Every fifteen minutes or so, a nurse would reach around me to push a button. Morphine. In a second, my dad's head would drop back down onto the pillow, like he'd been unplugged. A minute or so later, his head would bob back up like a newborn's and he'd see us again as if for the first time. An ice cream cone to a child every time.
Whatever word or sentence he had been in the middle of was forgotten and he was surprised and happy to see me all over again.
My mom always said I got my dad's feet and legs. I sat on his bed beside him to compare. Identical.
The nurses were becoming optimistic, excited that he was eating again. He asked to control his own morphine doses instead of being 'reset' every fifteen minutes. I didn't see him dose himself once.
I would've like to have had more time alone with him. The room was always full of visitors and family. But we managed to steal a few moments.
I was sitting at the foot of his bed, facing him. Our eyes met. "I love you," he said, melting the rest of the world away. "I love you too, Dad," I said. It was as if those three words were all that was needed for us to understand each other. Forgiveness. Love. Knowing we were 'good'.
I've been told there wasn't a dry eye in the room, but I wouldn't know. It was just me and my dad.
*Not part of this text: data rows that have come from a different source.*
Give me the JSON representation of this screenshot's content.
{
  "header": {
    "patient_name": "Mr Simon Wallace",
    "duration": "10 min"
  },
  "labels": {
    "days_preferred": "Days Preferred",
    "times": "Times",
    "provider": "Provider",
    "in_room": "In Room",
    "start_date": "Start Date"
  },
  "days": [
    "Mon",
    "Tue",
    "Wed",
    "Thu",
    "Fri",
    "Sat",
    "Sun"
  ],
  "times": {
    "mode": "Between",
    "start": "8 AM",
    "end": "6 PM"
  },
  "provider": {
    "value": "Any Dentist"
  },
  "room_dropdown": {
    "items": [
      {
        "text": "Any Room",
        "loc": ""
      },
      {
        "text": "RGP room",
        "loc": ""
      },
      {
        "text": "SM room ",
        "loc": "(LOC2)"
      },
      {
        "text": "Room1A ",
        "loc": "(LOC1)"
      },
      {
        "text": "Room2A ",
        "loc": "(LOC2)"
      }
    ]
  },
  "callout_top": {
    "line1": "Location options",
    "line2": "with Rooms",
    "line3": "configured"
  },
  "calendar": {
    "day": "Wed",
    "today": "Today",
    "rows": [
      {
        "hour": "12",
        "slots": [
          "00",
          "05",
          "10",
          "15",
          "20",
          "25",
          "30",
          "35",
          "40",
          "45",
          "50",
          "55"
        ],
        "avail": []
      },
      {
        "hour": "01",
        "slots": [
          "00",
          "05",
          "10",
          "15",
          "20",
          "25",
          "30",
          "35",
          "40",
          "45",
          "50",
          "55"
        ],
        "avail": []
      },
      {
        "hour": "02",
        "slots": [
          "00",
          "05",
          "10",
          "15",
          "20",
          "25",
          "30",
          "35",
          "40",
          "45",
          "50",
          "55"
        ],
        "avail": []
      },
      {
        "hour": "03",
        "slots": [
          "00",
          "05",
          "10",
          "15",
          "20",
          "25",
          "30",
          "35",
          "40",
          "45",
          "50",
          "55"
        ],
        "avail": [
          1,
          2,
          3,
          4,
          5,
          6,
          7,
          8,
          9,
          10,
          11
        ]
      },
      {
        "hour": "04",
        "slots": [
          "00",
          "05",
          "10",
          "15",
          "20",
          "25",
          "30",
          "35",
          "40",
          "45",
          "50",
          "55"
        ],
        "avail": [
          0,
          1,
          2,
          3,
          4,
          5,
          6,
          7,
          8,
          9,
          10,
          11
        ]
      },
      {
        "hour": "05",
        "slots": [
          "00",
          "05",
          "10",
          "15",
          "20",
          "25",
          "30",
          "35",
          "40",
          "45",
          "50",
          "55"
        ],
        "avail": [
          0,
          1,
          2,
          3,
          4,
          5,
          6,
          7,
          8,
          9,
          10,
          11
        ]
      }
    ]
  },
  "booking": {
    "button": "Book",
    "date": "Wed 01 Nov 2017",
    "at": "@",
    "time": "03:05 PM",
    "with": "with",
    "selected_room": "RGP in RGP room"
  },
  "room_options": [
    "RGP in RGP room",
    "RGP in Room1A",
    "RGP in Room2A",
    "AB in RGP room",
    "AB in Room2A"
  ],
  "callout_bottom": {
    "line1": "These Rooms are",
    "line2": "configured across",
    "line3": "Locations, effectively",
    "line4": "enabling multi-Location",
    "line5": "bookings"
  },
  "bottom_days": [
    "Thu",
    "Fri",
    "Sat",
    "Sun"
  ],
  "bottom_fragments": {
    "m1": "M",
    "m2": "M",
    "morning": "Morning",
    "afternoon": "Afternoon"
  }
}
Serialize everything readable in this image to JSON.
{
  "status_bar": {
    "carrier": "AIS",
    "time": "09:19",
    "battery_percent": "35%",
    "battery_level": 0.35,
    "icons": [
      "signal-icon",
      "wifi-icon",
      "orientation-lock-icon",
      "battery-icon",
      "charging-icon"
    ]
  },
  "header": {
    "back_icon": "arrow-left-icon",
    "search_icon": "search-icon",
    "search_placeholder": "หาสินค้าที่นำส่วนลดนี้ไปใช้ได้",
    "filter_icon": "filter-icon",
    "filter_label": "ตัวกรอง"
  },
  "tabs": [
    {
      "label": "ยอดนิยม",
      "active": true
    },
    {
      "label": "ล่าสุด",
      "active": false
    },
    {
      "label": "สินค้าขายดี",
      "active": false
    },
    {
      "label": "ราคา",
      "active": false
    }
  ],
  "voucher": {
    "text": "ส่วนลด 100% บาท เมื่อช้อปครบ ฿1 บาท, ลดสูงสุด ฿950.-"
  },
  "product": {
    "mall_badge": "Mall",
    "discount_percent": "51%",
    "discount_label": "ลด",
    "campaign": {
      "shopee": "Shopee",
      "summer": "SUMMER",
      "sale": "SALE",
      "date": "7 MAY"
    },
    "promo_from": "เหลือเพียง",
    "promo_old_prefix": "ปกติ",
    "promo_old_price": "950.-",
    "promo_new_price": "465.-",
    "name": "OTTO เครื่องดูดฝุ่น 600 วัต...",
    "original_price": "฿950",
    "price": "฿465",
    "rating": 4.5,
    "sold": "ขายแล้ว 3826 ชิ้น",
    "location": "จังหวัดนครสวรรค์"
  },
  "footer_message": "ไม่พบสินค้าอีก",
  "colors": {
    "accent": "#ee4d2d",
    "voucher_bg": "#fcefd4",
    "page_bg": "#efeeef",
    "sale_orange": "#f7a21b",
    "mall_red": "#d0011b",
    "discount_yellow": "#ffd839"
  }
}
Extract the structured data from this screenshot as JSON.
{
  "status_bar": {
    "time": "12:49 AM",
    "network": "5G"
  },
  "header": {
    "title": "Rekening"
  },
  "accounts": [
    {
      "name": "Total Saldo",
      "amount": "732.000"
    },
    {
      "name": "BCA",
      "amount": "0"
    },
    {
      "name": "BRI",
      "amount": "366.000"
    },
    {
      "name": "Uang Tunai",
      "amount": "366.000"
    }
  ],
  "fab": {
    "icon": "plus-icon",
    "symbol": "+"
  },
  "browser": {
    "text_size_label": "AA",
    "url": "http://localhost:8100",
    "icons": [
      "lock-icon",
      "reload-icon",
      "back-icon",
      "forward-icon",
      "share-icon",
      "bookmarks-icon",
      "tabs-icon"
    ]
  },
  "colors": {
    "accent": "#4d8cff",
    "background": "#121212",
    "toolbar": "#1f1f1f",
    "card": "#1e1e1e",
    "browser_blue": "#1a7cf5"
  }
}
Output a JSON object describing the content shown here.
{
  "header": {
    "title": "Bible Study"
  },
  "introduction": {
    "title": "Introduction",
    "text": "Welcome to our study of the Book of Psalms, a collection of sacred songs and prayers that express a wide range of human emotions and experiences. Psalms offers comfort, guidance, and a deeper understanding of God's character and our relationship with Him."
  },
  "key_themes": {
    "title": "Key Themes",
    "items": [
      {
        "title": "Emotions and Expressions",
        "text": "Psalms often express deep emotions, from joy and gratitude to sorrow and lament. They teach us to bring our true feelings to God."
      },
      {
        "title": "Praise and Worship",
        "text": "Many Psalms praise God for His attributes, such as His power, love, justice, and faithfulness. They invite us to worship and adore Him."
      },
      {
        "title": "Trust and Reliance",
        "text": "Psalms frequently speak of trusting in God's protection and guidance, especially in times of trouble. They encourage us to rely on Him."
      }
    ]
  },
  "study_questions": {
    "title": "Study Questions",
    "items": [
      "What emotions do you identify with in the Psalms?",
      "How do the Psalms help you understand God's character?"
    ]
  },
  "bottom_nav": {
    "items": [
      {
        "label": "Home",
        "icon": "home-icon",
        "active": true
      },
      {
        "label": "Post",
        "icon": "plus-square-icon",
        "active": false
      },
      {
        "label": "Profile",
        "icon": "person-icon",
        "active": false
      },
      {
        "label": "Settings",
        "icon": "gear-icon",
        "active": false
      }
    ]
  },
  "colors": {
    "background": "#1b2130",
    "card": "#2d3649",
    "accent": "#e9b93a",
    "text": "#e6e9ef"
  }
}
That night, it seemed everything went wrong. We sat for over an hour at a restaurant without receiving our orders. On the way back, we were stuck in traffic and an eighteen wheeler rolled back just enough to scrape the entire hood of our rental car. We had to bang on his door to get him to see what he'd done and exchange info. Finally back at the hospital, news wasn't good. His condition was declining again.
I told him goodnight without waking him and went to the waiting room. They woke me up a few hours later to tell me he was gone. Our stolen moment in time had been our goodbye.
My daughter was born exactly one month after my dad died. She just turned 18.
And they tell me it's probably not cancer. We just have to wait for the tests.
It feels like life has just begun. And I can't help but wonder what my dad felt when he got the news.
This is how I feel:
Every day, as if it's your last.
It's uncomfortable to be in the spotlight of everyone's concern again. My whole church is praying. Every time I get an email or text saying "We love you", I cry a little.
I always wanted to be a writer - to have millions of people read my words - but honestly, I'm no good at being the center of attention.
But I love you all. So. Much. There just aren't words. Thank you for loving me.
My Diagnostic bilateral mammogram and ultrasound is scheduled for Friday, June 5. Then no telling how long before results are in.
I don't know how it's gonna go. And it really doesn't matter. Either way, I believe it serves a purpose. I don't have to wait to find out how I want to live my life.
I just want to be the brightest light I can be
to as many people as I can be
for as long as I can be.
It's my entire purpose.
To love you.
To tell you stories to let you know there's more to life than what you can see with your eyes and feel with your hands. Behind that veil, we're all connected. I feel it now for every person I meet.
I love you all.
I'll keep you posted.